- In fact, since the 9/11 attacks, more volunteers have emerged from the middle and upper classes and fewer from the lowest-income groups. In 1999, both the highest fifth of the nation in income and the lowest fifth were slightly underrepresented among military volunteers. Since 2001, enlistments have increased in the top two-fifths of income levels but have decreased among the lowest fifth.
- Allegations that recruiters are disproportionately targeting blacks also don’t hold water. First, whites make up 77.4% of the nation’s population and 75.8% of its military volunteers, according to our analysis of Department of Defense data. Second, we explored the 100 three-digit ZIP code areas with the highest concentration of blacks, which range from 24.1% black up to 68.6%. These areas, which account for 14.6% of the adult population, produced 16.6% of recruits in 1999 and only 14.1% in 2003.
I closed the post with this:
These data notwithstanding, this myth will continue as the conventional wisdom. Mostly, I suspect, this is because elite journalists and other opinion shapers simply can not fathom why anyone would willingly volunteer for military service if they had other options.
Rangel, who has been touting this draft non-option for years, was one of the targets of my criticism. A draftee himself, it is inconceivable to him that people would join the military if they had options.
To be fair, many people do enlist for the educational benefits and other incentives. One only has to look at the recruiting commercials to know this. Only the Marines challenge people to arduous service. The others emphasize training, benefits, or adventure. Many, many people join the military, especially the Army, for motivations other than patriotism, let alone the desire to fight.
Still, it is absurd to suggest that people are joining up during wartime oblivious to the risks involved, let alone doing so because they couldn’t find a decent job on the outside.
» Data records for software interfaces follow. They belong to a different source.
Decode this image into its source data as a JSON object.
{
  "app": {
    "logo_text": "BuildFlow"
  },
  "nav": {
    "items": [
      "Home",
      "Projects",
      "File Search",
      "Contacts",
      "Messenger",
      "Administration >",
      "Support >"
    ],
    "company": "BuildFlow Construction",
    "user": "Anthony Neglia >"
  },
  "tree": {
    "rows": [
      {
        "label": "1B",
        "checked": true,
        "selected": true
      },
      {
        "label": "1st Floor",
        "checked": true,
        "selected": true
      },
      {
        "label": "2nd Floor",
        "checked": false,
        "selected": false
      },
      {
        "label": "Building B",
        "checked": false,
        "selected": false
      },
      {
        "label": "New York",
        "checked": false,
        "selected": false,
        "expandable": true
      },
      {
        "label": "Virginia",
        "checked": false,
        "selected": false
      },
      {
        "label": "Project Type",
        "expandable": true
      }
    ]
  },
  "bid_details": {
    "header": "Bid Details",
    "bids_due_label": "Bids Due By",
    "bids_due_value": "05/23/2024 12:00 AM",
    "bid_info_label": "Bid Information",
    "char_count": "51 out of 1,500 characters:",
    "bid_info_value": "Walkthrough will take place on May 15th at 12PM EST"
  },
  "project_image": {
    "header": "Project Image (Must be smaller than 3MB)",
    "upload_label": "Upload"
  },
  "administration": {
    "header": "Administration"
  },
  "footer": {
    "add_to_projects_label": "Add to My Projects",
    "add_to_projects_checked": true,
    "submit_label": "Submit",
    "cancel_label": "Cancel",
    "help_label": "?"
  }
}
Anyone with the fitness, education, and clean record required to qualify for military service could find work that does not involve getting shot at. Our unemployment rate is at historic lows and the pay of junior enlisted personnel is not exactly lavish.
People join the military, as with any other job, for a variety of reasons. Sure, not too many people with multi-million dollar contracts from the National Football League on the table or with great jobs at Goldman-Sachs join up. But everyone who does has other options. The risk of dying in combat, though, is outweighed for many by the sense of pride, adventure, and duty that comes with service. And, frankly, the calculus of the young is far different from that of the middle aged in such matters.
UPDATE: As to the Heritage study, I should note that comparing recruits to the general population, rather than their generational cohort, is somewhat problematic. Presumably, a larger percentage of 18 to 24-year-olds are high school graduates than those in the over-50 generations, for example. It should also be noted that the statistics are somewhat skewed when one combines all the services rather than isolating the Army, which does the bulk of the fighting and absorbs almost all the casualties. Even factoring these considerations in, however, the Army draws its recruits from a wide swath of society, with the very poorest and dumbest as well as the very richest and smartest underrepresented in the enlistee pool.